**BRIEF:** Among the records, which lines include "JSON"? List them.
Start of Block
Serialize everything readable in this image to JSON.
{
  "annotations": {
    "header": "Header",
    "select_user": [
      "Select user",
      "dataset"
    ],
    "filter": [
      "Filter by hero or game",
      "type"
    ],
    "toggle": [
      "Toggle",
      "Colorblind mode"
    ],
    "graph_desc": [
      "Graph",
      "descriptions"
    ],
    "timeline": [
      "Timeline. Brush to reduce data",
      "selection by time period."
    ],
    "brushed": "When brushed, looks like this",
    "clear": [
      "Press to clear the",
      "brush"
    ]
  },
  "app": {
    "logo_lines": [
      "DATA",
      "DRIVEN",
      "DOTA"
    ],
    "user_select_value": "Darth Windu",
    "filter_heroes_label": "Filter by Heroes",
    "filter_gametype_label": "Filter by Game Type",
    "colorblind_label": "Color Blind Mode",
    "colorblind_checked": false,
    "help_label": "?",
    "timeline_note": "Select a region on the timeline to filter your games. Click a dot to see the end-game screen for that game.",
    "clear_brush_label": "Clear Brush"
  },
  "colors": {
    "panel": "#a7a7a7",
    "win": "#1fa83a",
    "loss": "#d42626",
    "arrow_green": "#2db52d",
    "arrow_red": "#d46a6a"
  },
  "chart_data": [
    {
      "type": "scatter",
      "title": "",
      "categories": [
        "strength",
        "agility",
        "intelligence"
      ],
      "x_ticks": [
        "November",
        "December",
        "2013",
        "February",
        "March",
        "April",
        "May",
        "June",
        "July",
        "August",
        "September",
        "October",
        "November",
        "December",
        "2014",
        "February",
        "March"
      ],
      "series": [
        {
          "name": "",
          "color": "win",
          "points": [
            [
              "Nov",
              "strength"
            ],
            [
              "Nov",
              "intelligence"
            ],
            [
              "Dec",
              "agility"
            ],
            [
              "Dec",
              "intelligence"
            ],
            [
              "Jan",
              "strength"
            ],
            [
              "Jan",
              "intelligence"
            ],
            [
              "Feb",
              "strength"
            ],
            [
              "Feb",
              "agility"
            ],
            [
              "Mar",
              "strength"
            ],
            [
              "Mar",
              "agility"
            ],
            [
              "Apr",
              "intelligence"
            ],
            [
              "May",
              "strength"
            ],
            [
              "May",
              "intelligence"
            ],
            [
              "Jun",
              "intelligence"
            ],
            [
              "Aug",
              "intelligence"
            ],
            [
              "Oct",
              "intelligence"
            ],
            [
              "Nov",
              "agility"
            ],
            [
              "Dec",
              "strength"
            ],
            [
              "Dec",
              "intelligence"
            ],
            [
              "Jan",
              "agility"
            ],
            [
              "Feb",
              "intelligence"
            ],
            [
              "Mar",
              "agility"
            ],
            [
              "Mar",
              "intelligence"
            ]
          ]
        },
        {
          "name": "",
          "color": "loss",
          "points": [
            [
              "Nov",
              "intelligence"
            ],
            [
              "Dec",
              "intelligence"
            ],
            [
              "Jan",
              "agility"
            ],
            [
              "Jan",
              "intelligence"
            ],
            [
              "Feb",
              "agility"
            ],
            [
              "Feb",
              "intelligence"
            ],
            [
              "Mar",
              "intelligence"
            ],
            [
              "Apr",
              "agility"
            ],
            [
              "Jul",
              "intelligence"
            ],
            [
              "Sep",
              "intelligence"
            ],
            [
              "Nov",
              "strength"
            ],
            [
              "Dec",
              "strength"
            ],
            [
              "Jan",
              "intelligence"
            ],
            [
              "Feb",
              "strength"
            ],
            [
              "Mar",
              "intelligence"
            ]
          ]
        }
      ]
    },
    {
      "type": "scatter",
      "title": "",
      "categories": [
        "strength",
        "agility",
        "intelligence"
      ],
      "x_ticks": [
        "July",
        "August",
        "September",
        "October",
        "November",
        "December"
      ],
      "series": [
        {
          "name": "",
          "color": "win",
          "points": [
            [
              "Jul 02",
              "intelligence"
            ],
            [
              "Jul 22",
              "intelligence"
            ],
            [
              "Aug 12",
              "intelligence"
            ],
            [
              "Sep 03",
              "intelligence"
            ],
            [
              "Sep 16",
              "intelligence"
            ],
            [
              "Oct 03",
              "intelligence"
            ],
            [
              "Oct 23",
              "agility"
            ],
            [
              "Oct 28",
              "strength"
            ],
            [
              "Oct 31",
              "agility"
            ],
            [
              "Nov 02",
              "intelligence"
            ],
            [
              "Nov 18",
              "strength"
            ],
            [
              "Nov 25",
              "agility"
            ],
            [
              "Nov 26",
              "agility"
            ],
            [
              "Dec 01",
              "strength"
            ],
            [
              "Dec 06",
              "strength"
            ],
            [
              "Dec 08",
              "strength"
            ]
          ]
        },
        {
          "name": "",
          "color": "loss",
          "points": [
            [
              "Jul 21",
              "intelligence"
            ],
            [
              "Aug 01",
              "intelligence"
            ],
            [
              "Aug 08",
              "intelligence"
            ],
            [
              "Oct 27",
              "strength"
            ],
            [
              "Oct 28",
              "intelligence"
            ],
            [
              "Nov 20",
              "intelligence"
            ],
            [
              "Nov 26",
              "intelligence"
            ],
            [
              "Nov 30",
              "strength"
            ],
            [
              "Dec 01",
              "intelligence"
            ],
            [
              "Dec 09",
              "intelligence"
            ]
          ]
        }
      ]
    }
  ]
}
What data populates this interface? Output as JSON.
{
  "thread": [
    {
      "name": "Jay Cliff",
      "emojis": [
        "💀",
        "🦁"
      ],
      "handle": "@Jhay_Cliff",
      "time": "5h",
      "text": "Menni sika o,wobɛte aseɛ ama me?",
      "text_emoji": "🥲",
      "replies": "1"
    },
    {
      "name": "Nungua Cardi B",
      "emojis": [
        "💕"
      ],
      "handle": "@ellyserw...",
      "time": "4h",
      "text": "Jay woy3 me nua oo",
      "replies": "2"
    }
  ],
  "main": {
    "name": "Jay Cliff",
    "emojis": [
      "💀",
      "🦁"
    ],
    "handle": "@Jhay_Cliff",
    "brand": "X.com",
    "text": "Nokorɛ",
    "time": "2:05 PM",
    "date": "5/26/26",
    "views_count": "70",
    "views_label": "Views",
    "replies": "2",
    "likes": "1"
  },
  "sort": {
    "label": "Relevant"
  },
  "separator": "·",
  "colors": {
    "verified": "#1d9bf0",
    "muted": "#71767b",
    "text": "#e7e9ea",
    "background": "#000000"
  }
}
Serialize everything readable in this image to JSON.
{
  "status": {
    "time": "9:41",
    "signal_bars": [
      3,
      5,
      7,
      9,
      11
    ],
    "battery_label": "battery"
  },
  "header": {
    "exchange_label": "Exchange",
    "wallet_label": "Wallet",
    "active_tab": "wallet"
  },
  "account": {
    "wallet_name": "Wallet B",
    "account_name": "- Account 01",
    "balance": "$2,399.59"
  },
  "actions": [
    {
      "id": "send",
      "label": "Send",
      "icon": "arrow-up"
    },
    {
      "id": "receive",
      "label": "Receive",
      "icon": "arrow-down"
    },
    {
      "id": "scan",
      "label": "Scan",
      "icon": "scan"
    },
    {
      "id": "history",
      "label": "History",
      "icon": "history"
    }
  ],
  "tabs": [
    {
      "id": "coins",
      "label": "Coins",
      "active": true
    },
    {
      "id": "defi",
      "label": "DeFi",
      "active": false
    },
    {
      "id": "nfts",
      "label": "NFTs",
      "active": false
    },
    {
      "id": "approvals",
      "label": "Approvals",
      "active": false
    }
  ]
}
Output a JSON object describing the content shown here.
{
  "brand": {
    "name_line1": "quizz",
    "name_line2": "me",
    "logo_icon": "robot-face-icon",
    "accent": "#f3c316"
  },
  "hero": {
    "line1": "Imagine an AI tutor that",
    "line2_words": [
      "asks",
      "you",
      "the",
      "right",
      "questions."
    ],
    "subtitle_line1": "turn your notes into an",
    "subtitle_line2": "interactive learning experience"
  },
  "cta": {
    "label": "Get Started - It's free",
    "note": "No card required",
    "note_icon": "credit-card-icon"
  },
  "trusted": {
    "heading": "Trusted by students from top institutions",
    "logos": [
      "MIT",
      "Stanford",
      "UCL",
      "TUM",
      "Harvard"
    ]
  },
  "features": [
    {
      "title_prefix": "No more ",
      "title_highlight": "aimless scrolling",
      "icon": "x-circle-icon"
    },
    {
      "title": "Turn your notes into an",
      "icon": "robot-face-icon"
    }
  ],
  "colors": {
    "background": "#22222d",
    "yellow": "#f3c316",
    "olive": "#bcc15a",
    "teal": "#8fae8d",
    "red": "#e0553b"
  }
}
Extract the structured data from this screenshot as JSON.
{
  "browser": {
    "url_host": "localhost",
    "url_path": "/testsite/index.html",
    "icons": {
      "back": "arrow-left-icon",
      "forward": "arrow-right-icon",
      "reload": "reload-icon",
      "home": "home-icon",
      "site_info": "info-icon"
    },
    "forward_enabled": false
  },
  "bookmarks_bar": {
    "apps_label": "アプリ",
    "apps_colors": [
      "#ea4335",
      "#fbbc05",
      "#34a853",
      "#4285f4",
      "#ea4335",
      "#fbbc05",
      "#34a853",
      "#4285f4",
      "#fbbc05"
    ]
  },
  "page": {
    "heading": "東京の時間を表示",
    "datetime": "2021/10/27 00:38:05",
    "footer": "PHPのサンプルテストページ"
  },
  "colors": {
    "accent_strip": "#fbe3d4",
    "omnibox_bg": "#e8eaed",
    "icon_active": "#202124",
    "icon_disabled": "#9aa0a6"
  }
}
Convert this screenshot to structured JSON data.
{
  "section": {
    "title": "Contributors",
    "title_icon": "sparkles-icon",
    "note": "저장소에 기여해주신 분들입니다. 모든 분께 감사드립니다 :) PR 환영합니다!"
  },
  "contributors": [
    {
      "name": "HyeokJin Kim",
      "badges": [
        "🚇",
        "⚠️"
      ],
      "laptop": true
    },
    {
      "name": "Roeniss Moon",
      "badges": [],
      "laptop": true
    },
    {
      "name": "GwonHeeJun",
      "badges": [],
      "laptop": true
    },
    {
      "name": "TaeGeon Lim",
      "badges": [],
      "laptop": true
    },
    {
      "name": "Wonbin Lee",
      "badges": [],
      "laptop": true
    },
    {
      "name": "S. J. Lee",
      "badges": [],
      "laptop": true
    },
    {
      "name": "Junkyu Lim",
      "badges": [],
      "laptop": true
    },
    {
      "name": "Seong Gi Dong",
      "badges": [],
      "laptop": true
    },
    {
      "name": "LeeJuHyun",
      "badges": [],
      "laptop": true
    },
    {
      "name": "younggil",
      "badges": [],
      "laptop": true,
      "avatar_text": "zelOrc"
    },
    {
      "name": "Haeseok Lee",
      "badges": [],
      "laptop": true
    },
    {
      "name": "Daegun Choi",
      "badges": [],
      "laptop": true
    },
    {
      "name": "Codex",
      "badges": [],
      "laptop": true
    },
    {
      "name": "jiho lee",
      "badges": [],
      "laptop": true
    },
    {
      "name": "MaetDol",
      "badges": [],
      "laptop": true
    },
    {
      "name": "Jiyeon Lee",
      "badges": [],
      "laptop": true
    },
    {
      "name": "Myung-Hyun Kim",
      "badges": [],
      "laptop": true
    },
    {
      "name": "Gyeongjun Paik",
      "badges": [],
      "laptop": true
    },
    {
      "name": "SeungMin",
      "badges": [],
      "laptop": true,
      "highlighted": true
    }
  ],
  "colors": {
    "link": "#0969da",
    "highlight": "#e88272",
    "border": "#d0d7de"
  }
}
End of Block
**EXERCISE ANSWER:**
Serialize everything readable in this image to JSON.
What data populates this interface? Output as JSON.
Serialize everything readable in this image to JSON.
Output a JSON object describing the content shown here.
Extract the structured data from this screenshot as JSON.
Convert this screenshot to structured JSON data.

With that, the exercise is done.